* MATERIAL FOR THIS TASK

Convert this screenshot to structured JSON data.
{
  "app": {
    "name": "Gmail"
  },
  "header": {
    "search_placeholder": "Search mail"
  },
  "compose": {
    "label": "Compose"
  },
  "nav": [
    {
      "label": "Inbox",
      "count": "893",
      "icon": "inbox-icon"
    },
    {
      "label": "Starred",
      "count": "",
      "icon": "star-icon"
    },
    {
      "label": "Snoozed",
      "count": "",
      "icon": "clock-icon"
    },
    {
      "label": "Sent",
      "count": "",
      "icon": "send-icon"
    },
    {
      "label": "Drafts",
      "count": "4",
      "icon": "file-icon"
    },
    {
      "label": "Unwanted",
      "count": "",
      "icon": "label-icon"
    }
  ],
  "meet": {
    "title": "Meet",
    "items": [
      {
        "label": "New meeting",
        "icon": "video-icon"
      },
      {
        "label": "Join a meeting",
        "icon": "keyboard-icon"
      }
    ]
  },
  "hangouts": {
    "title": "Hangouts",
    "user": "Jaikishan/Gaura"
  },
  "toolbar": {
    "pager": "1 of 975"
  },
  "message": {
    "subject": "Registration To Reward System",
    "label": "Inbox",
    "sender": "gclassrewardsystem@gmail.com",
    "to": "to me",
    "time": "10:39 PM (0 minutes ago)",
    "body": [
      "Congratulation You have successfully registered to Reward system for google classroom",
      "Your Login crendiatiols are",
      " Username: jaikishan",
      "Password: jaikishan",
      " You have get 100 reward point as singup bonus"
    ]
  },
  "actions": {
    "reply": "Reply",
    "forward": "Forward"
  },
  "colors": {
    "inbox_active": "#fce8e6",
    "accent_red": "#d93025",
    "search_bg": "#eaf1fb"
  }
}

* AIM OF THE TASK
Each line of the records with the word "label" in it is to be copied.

* SOLUTION TO THIS EXERCISE
    "label": "Compose"
      "label": "Inbox",
      "label": "Starred",
      "label": "Snoozed",
      "label": "Sent",
      "label": "Drafts",
      "label": "Unwanted",
      "icon": "label-icon"
        "label": "New meeting",
        "label": "Join a meeting",
    "label": "Inbox",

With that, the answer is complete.